Two weeks ago I wrote about four guideposts on the path to a more nourishing kind of love than many of us are used to experiencing. Last week I went into greater detail about the first guidepost, self-love. This week I’ll elaborate on the second, which is mindfulness.
The instant someone begins taking seriously the importance of self-love, they will also begin to notice how difficult a practice it actually is. Have you ever stopped to pay attention to what the voice in your head is saying about yourself?
“I’m an idiot!”
“I can’t do anything right!”
“What’s wrong with me??!”
Sometimes we’re completely oblivious to this background commentary, and it isn’t until our self-flagellation is overheard by a loved one that we’re made aware of how habitual this form of self-abuse has become. It may seem trite and overplayed, but the “would you ever say that to a close friend or a child that you cared for?” litmus test can be pretty sobering. Many of the people I work with are highly compassionate individuals who care deeply for others, and yet when it comes to loving themselves, all bets are off.
So how can mindfulness help? Self-esteem is essentially just a set of beliefs about oneself and one’s worth. Beliefs are essentially just thoughts that our mind is in the habit of producing. Mindfulness can be seen as a certain relationship with one’s thoughts and beliefs. Most of us are used to believing the thoughts that come most easily to us, simply because our minds produce them often. It makes sense.
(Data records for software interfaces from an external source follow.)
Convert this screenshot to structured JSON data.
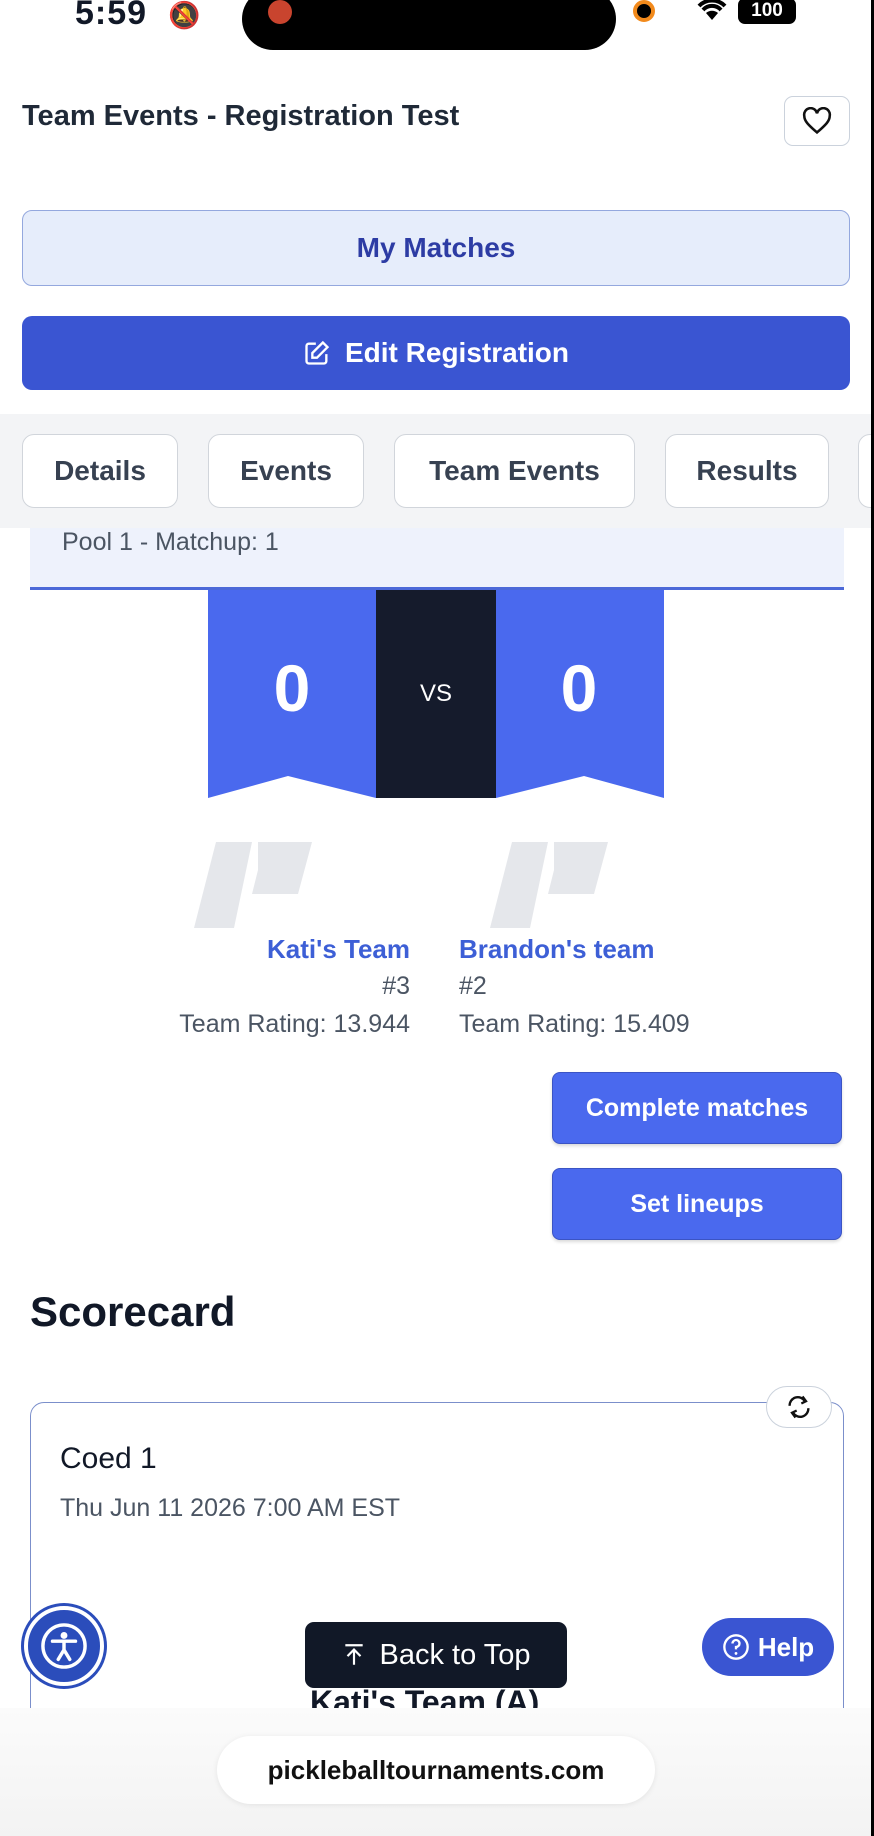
{
  "status_bar": {
    "time": "5:59",
    "battery": "100"
  },
  "header": {
    "title": "Team Events - Registration Test"
  },
  "buttons": {
    "my_matches": "My Matches",
    "edit_registration": "Edit Registration"
  },
  "tabs": [
    {
      "label": "Details"
    },
    {
      "label": "Events"
    },
    {
      "label": "Team Events"
    },
    {
      "label": "Results"
    }
  ],
  "matchup": {
    "label": "Pool 1 - Matchup: 1",
    "vs": "VS",
    "team_a": {
      "name": "Kati's Team",
      "seed": "#3",
      "rating": "Team Rating: 13.944",
      "score": "0"
    },
    "team_b": {
      "name": "Brandon's team",
      "seed": "#2",
      "rating": "Team Rating: 15.409",
      "score": "0"
    }
  },
  "actions": {
    "complete": "Complete matches",
    "lineups": "Set lineups"
  },
  "scorecard": {
    "title": "Scorecard",
    "card_title": "Coed 1",
    "card_date": "Thu Jun 11 2026 7:00 AM EST",
    "card_team": "Kati's Team (A)"
  },
  "floating": {
    "back_to_top": "Back to Top",
    "help": "Help"
  },
  "browser": {
    "url": "pickleballtournaments.com"
  },
  "colors": {
    "primary": "#3a55d2",
    "score_blue": "#4a69ee",
    "dark": "#111827"
  }
}
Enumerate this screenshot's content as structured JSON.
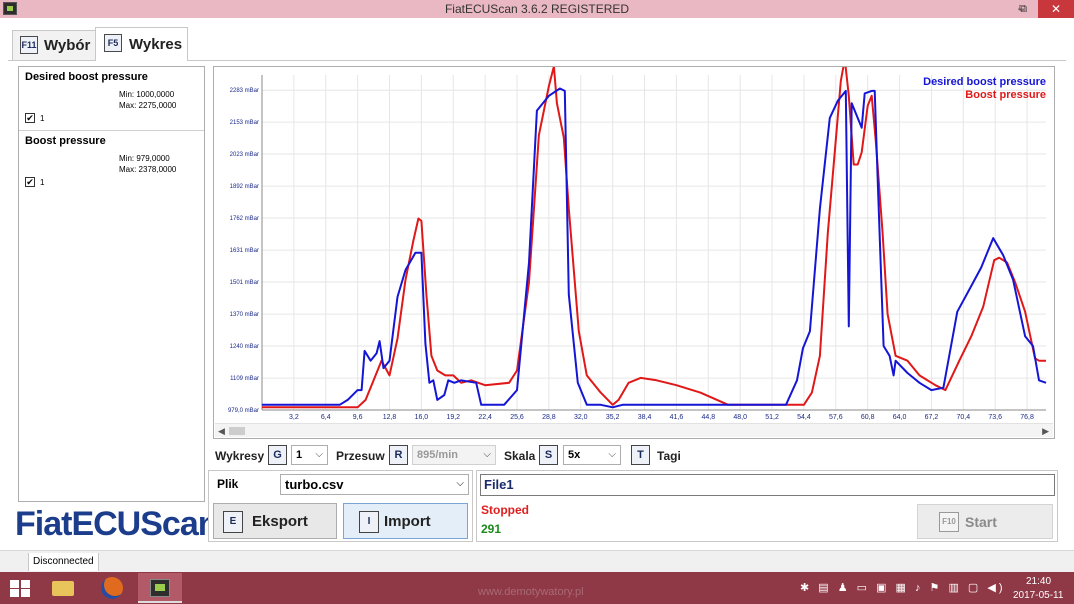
{
  "window": {
    "title": "FiatECUScan 3.6.2 REGISTERED",
    "min_label": "–",
    "max_label": "⧉",
    "close_label": "✕"
  },
  "tabs": [
    {
      "key": "F11",
      "label": "Wybór"
    },
    {
      "key": "F5",
      "label": "Wykres"
    }
  ],
  "signals": [
    {
      "name": "Desired boost pressure",
      "min": "Min: 1000,0000",
      "max": "Max: 2275,0000",
      "checked": "✔",
      "number": "1",
      "color": "#1515d6"
    },
    {
      "name": "Boost pressure",
      "min": "Min: 979,0000",
      "max": "Max: 2378,0000",
      "checked": "✔",
      "number": "1",
      "color": "#e01818"
    }
  ],
  "logo": "FiatECUScan",
  "chart_data": {
    "type": "line",
    "legend": "top-right",
    "y_ticks": [
      "979,0 mBar",
      "1109 mBar",
      "1240 mBar",
      "1370 mBar",
      "1501 mBar",
      "1631 mBar",
      "1762 mBar",
      "1892 mBar",
      "2023 mBar",
      "2153 mBar",
      "2283 mBar"
    ],
    "x_ticks": [
      "3,2",
      "6,4",
      "9,6",
      "12,8",
      "16,0",
      "19,2",
      "22,4",
      "25,6",
      "28,8",
      "32,0",
      "35,2",
      "38,4",
      "41,6",
      "44,8",
      "48,0",
      "51,2",
      "54,4",
      "57,6",
      "60,8",
      "64,0",
      "67,2",
      "70,4",
      "73,6",
      "76,8"
    ],
    "xlim": [
      0,
      78.7
    ],
    "ylim": [
      979,
      2345
    ],
    "grid": true,
    "series": [
      {
        "name": "Desired boost pressure",
        "color": "#1515d6",
        "points": [
          [
            0,
            1000
          ],
          [
            7.8,
            1000
          ],
          [
            8.6,
            1020
          ],
          [
            9.6,
            1060
          ],
          [
            10.0,
            1060
          ],
          [
            10.3,
            1220
          ],
          [
            10.9,
            1180
          ],
          [
            11.5,
            1210
          ],
          [
            11.8,
            1260
          ],
          [
            12.2,
            1150
          ],
          [
            12.8,
            1180
          ],
          [
            13.6,
            1440
          ],
          [
            14.4,
            1550
          ],
          [
            15.4,
            1620
          ],
          [
            16.0,
            1620
          ],
          [
            16.4,
            1250
          ],
          [
            16.8,
            1090
          ],
          [
            17.2,
            1100
          ],
          [
            17.6,
            1020
          ],
          [
            18.3,
            1040
          ],
          [
            18.7,
            1100
          ],
          [
            19.3,
            1090
          ],
          [
            20.0,
            1100
          ],
          [
            21.5,
            1090
          ],
          [
            22.0,
            1000
          ],
          [
            24.3,
            1000
          ],
          [
            25.6,
            1060
          ],
          [
            26.8,
            1580
          ],
          [
            27.6,
            2200
          ],
          [
            28.8,
            2260
          ],
          [
            29.9,
            2290
          ],
          [
            30.4,
            2280
          ],
          [
            30.8,
            1450
          ],
          [
            31.7,
            1090
          ],
          [
            32.6,
            1000
          ],
          [
            34.0,
            1000
          ],
          [
            35.2,
            990
          ],
          [
            36.2,
            1000
          ],
          [
            52.6,
            1000
          ],
          [
            53.7,
            1100
          ],
          [
            54.3,
            1230
          ],
          [
            55.0,
            1300
          ],
          [
            56.0,
            1800
          ],
          [
            57.0,
            2170
          ],
          [
            57.8,
            2240
          ],
          [
            58.6,
            2280
          ],
          [
            58.9,
            1320
          ],
          [
            59.2,
            2230
          ],
          [
            60.2,
            2130
          ],
          [
            60.5,
            2270
          ],
          [
            61.2,
            2280
          ],
          [
            61.5,
            2280
          ],
          [
            61.8,
            1930
          ],
          [
            62.4,
            1240
          ],
          [
            63.0,
            1200
          ],
          [
            63.4,
            1120
          ],
          [
            63.6,
            1180
          ],
          [
            64.8,
            1130
          ],
          [
            66.0,
            1090
          ],
          [
            67.2,
            1060
          ],
          [
            68.4,
            1070
          ],
          [
            69.8,
            1380
          ],
          [
            71.0,
            1470
          ],
          [
            72.2,
            1560
          ],
          [
            73.4,
            1680
          ],
          [
            74.4,
            1610
          ],
          [
            75.4,
            1510
          ],
          [
            76.6,
            1280
          ],
          [
            77.4,
            1240
          ],
          [
            78.0,
            1100
          ],
          [
            78.7,
            1090
          ]
        ]
      },
      {
        "name": "Boost pressure",
        "color": "#e01818",
        "points": [
          [
            0,
            990
          ],
          [
            9.6,
            990
          ],
          [
            10.4,
            1020
          ],
          [
            11.2,
            1100
          ],
          [
            12.0,
            1180
          ],
          [
            12.8,
            1120
          ],
          [
            13.6,
            1270
          ],
          [
            14.4,
            1510
          ],
          [
            15.2,
            1670
          ],
          [
            15.7,
            1760
          ],
          [
            16.0,
            1750
          ],
          [
            16.5,
            1450
          ],
          [
            17.0,
            1200
          ],
          [
            17.6,
            1140
          ],
          [
            18.4,
            1120
          ],
          [
            19.2,
            1120
          ],
          [
            20.0,
            1090
          ],
          [
            21.0,
            1100
          ],
          [
            22.4,
            1080
          ],
          [
            24.8,
            1090
          ],
          [
            25.6,
            1140
          ],
          [
            26.8,
            1500
          ],
          [
            27.8,
            2100
          ],
          [
            28.8,
            2300
          ],
          [
            29.3,
            2380
          ],
          [
            29.6,
            2230
          ],
          [
            30.3,
            2090
          ],
          [
            30.8,
            1800
          ],
          [
            31.8,
            1300
          ],
          [
            32.6,
            1120
          ],
          [
            34.0,
            1050
          ],
          [
            35.2,
            1000
          ],
          [
            35.8,
            1020
          ],
          [
            36.8,
            1090
          ],
          [
            38.0,
            1110
          ],
          [
            39.6,
            1100
          ],
          [
            41.6,
            1080
          ],
          [
            44.0,
            1050
          ],
          [
            46.8,
            1000
          ],
          [
            54.4,
            1000
          ],
          [
            55.2,
            1050
          ],
          [
            56.0,
            1200
          ],
          [
            56.8,
            1700
          ],
          [
            57.6,
            2080
          ],
          [
            58.1,
            2320
          ],
          [
            58.5,
            2410
          ],
          [
            58.9,
            2260
          ],
          [
            59.4,
            1980
          ],
          [
            59.8,
            1980
          ],
          [
            60.2,
            2030
          ],
          [
            60.8,
            2220
          ],
          [
            61.2,
            2260
          ],
          [
            61.6,
            2080
          ],
          [
            62.3,
            1700
          ],
          [
            62.8,
            1370
          ],
          [
            63.6,
            1200
          ],
          [
            64.8,
            1180
          ],
          [
            66.0,
            1120
          ],
          [
            67.6,
            1080
          ],
          [
            68.6,
            1060
          ],
          [
            70.0,
            1180
          ],
          [
            71.2,
            1280
          ],
          [
            72.4,
            1400
          ],
          [
            73.5,
            1590
          ],
          [
            74.0,
            1600
          ],
          [
            74.8,
            1580
          ],
          [
            75.6,
            1500
          ],
          [
            76.6,
            1380
          ],
          [
            77.6,
            1190
          ],
          [
            78.0,
            1180
          ],
          [
            78.7,
            1180
          ]
        ]
      }
    ]
  },
  "controls": {
    "wykresy_label": "Wykresy",
    "wykresy_key": "G",
    "wykresy_value": "1",
    "przesuw_label": "Przesuw",
    "przesuw_key": "R",
    "przesuw_value": "895/min",
    "skala_label": "Skala",
    "skala_key": "S",
    "skala_value": "5x",
    "tagi_key": "T",
    "tagi_label": "Tagi"
  },
  "file": {
    "plik_label": "Plik",
    "selected": "turbo.csv",
    "eksport_key": "E",
    "eksport_label": "Eksport",
    "import_key": "I",
    "import_label": "Import"
  },
  "session": {
    "name": "File1",
    "status": "Stopped",
    "count": "291",
    "start_key": "F10",
    "start_label": "Start"
  },
  "statusbar": {
    "connection": "Disconnected"
  },
  "taskbar": {
    "watermark": "www.demotywatory.pl",
    "time": "21:40",
    "date": "2017-05-11"
  }
}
If I’m stuck in a room with a voice coming in over an intercom and that’s the only voice I ever hear, it’s only natural that I’ll start to identify with that voice.
This is why it’s important to have a little bit of knowledge about the nature of the mind. Its job is to produce thoughts and solve problems with the ultimate purpose of keeping me alive. Its understanding of the world was shaped by my limited lived experience and my limited ability to interpret that experience, often at a very young age. Any honest reflection will tell me that I’ve had countless thoughts that ended up being untrue. Now, I’ve also had countless thoughts that ended up being true, as far as I know. So what safe conclusion can I come to about my thoughts? Ultimately, all I can be certain of is that my thoughts are made of words. Those words only have power if I decide that they do. So, the guidepost here is the knowledge that the mind is an incessant chatterbox whose job is to look for problems based on prior experience, so it’s helpful to hold lightly anything it tells me. Even if I can’t get the voice in my mind to agree that I am good enough all the time, that does not have to shake my faith in my basic goodness.
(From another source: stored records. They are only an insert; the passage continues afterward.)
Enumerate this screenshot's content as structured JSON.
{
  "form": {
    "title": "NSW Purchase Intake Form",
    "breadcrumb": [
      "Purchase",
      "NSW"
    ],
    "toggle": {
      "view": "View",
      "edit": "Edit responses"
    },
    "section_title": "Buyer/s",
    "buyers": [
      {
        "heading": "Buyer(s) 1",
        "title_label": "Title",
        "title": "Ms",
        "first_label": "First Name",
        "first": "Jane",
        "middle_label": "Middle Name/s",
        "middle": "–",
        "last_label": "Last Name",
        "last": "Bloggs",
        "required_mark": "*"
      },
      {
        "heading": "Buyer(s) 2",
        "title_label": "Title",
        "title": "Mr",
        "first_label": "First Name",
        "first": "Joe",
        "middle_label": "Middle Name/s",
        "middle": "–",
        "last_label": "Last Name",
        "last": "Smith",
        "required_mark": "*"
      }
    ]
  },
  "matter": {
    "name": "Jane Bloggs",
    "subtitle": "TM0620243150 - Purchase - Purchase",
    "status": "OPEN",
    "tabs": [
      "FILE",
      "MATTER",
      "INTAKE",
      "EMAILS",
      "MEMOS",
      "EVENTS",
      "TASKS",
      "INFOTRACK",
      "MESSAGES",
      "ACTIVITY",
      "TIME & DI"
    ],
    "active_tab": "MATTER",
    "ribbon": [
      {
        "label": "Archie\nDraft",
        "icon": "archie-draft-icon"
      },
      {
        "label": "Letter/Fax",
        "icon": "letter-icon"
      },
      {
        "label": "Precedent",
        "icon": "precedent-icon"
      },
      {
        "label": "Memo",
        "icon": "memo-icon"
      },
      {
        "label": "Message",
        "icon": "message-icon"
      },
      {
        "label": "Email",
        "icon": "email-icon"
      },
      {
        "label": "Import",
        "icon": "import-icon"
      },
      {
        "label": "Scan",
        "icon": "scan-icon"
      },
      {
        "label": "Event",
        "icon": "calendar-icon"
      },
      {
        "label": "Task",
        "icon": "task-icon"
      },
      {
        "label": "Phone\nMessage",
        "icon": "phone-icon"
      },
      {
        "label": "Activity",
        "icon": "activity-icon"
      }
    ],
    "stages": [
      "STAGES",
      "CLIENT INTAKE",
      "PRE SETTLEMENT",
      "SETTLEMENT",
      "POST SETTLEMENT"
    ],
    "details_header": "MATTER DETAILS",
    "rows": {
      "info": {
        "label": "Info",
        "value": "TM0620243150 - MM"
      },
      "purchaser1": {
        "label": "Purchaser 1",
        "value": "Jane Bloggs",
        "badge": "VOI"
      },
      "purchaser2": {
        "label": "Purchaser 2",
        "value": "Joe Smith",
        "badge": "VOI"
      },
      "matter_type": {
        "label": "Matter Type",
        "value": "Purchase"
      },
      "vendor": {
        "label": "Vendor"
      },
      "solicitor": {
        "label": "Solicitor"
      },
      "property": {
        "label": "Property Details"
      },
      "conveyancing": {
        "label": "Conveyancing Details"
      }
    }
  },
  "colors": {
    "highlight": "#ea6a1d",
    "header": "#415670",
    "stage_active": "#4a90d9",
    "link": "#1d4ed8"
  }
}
The most important thing to understand about mindfulness is that it takes practice. Old habits are extremely difficult to break even when they are habits that you can actually see, like smoking or chewing your nails. Mental habits such as the type of verbal self-abuse that many people subject themselves to are much better at flying under the radar, unless we cultivate a practice of noticing what we are thinking and feeling without getting caught up in or identified with the mental traffic.
In order to support you in building a mindfulness practice, I’m offering a free online workshop on March 19, 2021, about how mindfulness is understood in Acceptance and Commitment Therapy. Join us and see how these tools can help with anxiety and depression as well.
Upcoming workshop – Friday, March 19, 2021, 12-1pm PST: “Class: ACT – Transforming anxiety and depression in distressing times using mindfulness tools from Acceptance & Commitment Therapy”
Do you struggle with depression, anxiety, or low self-esteem? Do you have trouble completing valued tasks and reaching your goals? Have you had enough of “positive thinking”? In this hour-long online interactive workshop, you will learn four of the six core principles of Acceptance & Commitment Therapy, an empirically based psychological intervention that uses acceptance, mindfulness, and behavioral strategies to ease suffering and increase one’s sense of meaning in life. Learn how to increase your psychological flexibility so that you can begin to take committed action guided by your values. Click here for more info.
Nauser Bear is a licensed marriage and family therapist (LMFT#123099, licensed with the BBS as Nicholas Reynolds) in California. To work with Nauser, send an email to firstname.lastname@example.org, call (510) 394-5373, or schedule a free 20-minute consultation by clicking here.
Disclaimer: This blog and comments on it do not constitute medical or mental health advice. If you are in need of support and live in California, contact me to set up a consult to see if working together is a fit. Otherwise, seek mental health support in your area. If you are in danger of hurting yourself or someone else, please call 911 or the National Suicide Prevention hotline, which is available 24/7, at 800-273-8255.